The Ballad of Halo Jones, in 2000 AD #376, 1984)
But for all that is revealed in this first page, there is surprisingly little sense of what it means. None of the future technology is contextualized or explained. And this is true not only in the sense that the reader does not know precisely what an Ozjam or a Krupp-Corona ’S’-Series ship is – these, after all, are the sorts of sci-fi terminology that a 2000 AD reader can reasonably be expected to make sense of without any context. The question of what, exactly, the reader is looking at and what sort of world this is are largely avoided. The reader is given detail but not context. The first installment continues in a similar vein, introducing things like the Different Drummers (who apparently all nod in unison, rather unsettlingly) and the Proximans (armless lizards who are apparently an immigrant population, with all the prejudices against them that implies), but never really explaining what world holds all these strange things. Tellingly, the name of the place, the Hoop, appears only once in the entire first installment, and then only in the context of the phrase “hoop-scoop,” which is apparently a thing that “Rumble-Jacks” do. [continued]
June 12, 2015 @ 9:03 am
(Jinty also included The Blind Ballerina, a strip Moore fondly recalls for a cliffhanger in which the eponymous ballerina pirouettes, unaware that she’s on the M1 motorway with a lorry barrelling towards her.)
ICBW, but I'm pretty sure that was a humorous exaggeration of the kind of cliffhanger "The Blind Ballerina" had, rather than something that actually appeared in the strip.
If I'm wrong, I'd love to see it.
(Also, I wonder how many people got the Clara Pandy joke?)
June 13, 2015 @ 8:38 am
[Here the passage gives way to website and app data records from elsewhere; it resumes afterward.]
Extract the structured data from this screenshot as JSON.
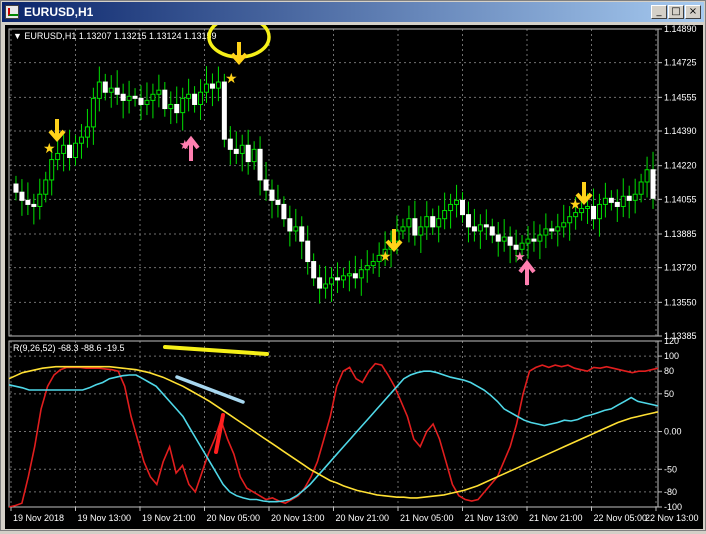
{
  "window": {
    "title": "EURUSD,H1",
    "buttons": [
      "_",
      "□",
      "×"
    ]
  },
  "chart_info": "▼ EURUSD,H1  1.13207 1.13215 1.13124 1.13159",
  "chart_data": [
    {
      "type": "candlestick",
      "symbol": "EURUSD",
      "timeframe": "H1",
      "ohlc_header": [
        1.13207,
        1.13215,
        1.13124,
        1.13159
      ],
      "y_ticks": [
        "1.14890",
        "1.14725",
        "1.14555",
        "1.14390",
        "1.14220",
        "1.14055",
        "1.13885",
        "1.13720",
        "1.13550",
        "1.13385"
      ],
      "ylim": [
        1.13385,
        1.1489
      ],
      "x_ticks": [
        "19 Nov 2018",
        "19 Nov 13:00",
        "19 Nov 21:00",
        "20 Nov 05:00",
        "20 Nov 13:00",
        "20 Nov 21:00",
        "21 Nov 05:00",
        "21 Nov 13:00",
        "21 Nov 21:00",
        "22 Nov 05:00",
        "22 Nov 13:00"
      ],
      "close": [
        1.1409,
        1.1405,
        1.1403,
        1.1402,
        1.1408,
        1.1415,
        1.1425,
        1.1428,
        1.1432,
        1.1426,
        1.1433,
        1.1436,
        1.1441,
        1.1455,
        1.1463,
        1.1458,
        1.146,
        1.1457,
        1.1454,
        1.1456,
        1.1455,
        1.1452,
        1.1454,
        1.1457,
        1.1459,
        1.145,
        1.1452,
        1.1448,
        1.1455,
        1.1457,
        1.1452,
        1.1458,
        1.1462,
        1.146,
        1.1463,
        1.1435,
        1.143,
        1.1428,
        1.1432,
        1.1424,
        1.143,
        1.1415,
        1.141,
        1.1405,
        1.1403,
        1.1396,
        1.139,
        1.1392,
        1.1385,
        1.1375,
        1.1367,
        1.1362,
        1.1364,
        1.1367,
        1.1366,
        1.1368,
        1.1369,
        1.1367,
        1.1371,
        1.1373,
        1.1375,
        1.1378,
        1.1381,
        1.1385,
        1.139,
        1.1392,
        1.1396,
        1.1388,
        1.1392,
        1.1397,
        1.1392,
        1.1396,
        1.14,
        1.1403,
        1.1405,
        1.1398,
        1.1392,
        1.139,
        1.1393,
        1.1392,
        1.1388,
        1.1385,
        1.1387,
        1.1383,
        1.1381,
        1.1384,
        1.1386,
        1.1385,
        1.1388,
        1.1391,
        1.139,
        1.1392,
        1.1394,
        1.1397,
        1.1399,
        1.1401,
        1.1402,
        1.1396,
        1.1403,
        1.1406,
        1.1404,
        1.1402,
        1.1407,
        1.1405,
        1.1408,
        1.1414,
        1.142,
        1.1406
      ],
      "annotations": [
        "down-arrow",
        "star",
        "up-arrow",
        "circle",
        "line"
      ]
    },
    {
      "type": "line",
      "indicator_label": "R(9,26,52) -68.3 -88.6 -19.5",
      "y_ticks": [
        "120",
        "100",
        "80",
        "50",
        "0.00",
        "-50",
        "-80",
        "-100"
      ],
      "ylim": [
        -100,
        120
      ],
      "series": [
        {
          "name": "",
          "color": "#e11e1e",
          "values": [
            -100,
            -98,
            -95,
            -60,
            -20,
            30,
            60,
            75,
            82,
            85,
            85,
            85,
            84,
            84,
            84,
            83,
            82,
            80,
            60,
            20,
            -10,
            -40,
            -60,
            -70,
            -40,
            -20,
            -55,
            -45,
            -70,
            -80,
            -55,
            -30,
            -10,
            15,
            -10,
            -30,
            -60,
            -75,
            -80,
            -85,
            -90,
            -88,
            -92,
            -95,
            -90,
            -85,
            -75,
            -60,
            -40,
            -10,
            20,
            60,
            80,
            85,
            70,
            65,
            80,
            90,
            88,
            75,
            60,
            40,
            20,
            -10,
            -20,
            0,
            10,
            -10,
            -40,
            -70,
            -85,
            -90,
            -92,
            -90,
            -80,
            -70,
            -60,
            -40,
            -20,
            10,
            50,
            80,
            85,
            88,
            85,
            88,
            86,
            88,
            84,
            82,
            80,
            85,
            84,
            86,
            84,
            82,
            80,
            78,
            80,
            80,
            82,
            84
          ]
        },
        {
          "name": "",
          "color": "#4fd8e8",
          "values": [
            62,
            60,
            58,
            55,
            55,
            55,
            55,
            55,
            55,
            55,
            55,
            55,
            58,
            62,
            65,
            70,
            72,
            74,
            75,
            75,
            70,
            65,
            60,
            50,
            40,
            30,
            20,
            5,
            -10,
            -25,
            -40,
            -55,
            -70,
            -80,
            -85,
            -88,
            -90,
            -90,
            -92,
            -93,
            -93,
            -92,
            -90,
            -85,
            -78,
            -70,
            -60,
            -50,
            -40,
            -30,
            -20,
            -10,
            0,
            10,
            20,
            30,
            40,
            50,
            60,
            70,
            75,
            78,
            80,
            80,
            78,
            75,
            72,
            70,
            68,
            65,
            60,
            55,
            48,
            40,
            30,
            25,
            20,
            15,
            12,
            10,
            8,
            10,
            12,
            15,
            14,
            16,
            20,
            22,
            25,
            28,
            30,
            35,
            40,
            45,
            40,
            38,
            36,
            34
          ]
        },
        {
          "name": "",
          "color": "#ffe033",
          "values": [
            70,
            74,
            78,
            80,
            82,
            84,
            85,
            86,
            86,
            86,
            86,
            86,
            86,
            86,
            86,
            86,
            85,
            84,
            83,
            82,
            80,
            78,
            75,
            72,
            68,
            64,
            60,
            55,
            50,
            45,
            40,
            34,
            28,
            22,
            16,
            10,
            4,
            -2,
            -8,
            -14,
            -20,
            -26,
            -32,
            -38,
            -44,
            -50,
            -55,
            -60,
            -65,
            -68,
            -72,
            -75,
            -78,
            -80,
            -82,
            -84,
            -85,
            -86,
            -87,
            -87,
            -88,
            -88,
            -87,
            -86,
            -85,
            -84,
            -82,
            -80,
            -78,
            -75,
            -72,
            -68,
            -64,
            -60,
            -56,
            -52,
            -48,
            -44,
            -40,
            -36,
            -32,
            -28,
            -24,
            -20,
            -16,
            -12,
            -8,
            -4,
            0,
            4,
            8,
            12,
            15,
            18,
            20,
            22,
            24,
            26
          ]
        }
      ]
    }
  ]
}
Great to see Halo Jones getting covered. It's been so long since I read this when it first came out that I have almost forgotten the story – I do have the originals in my parent's attic I think.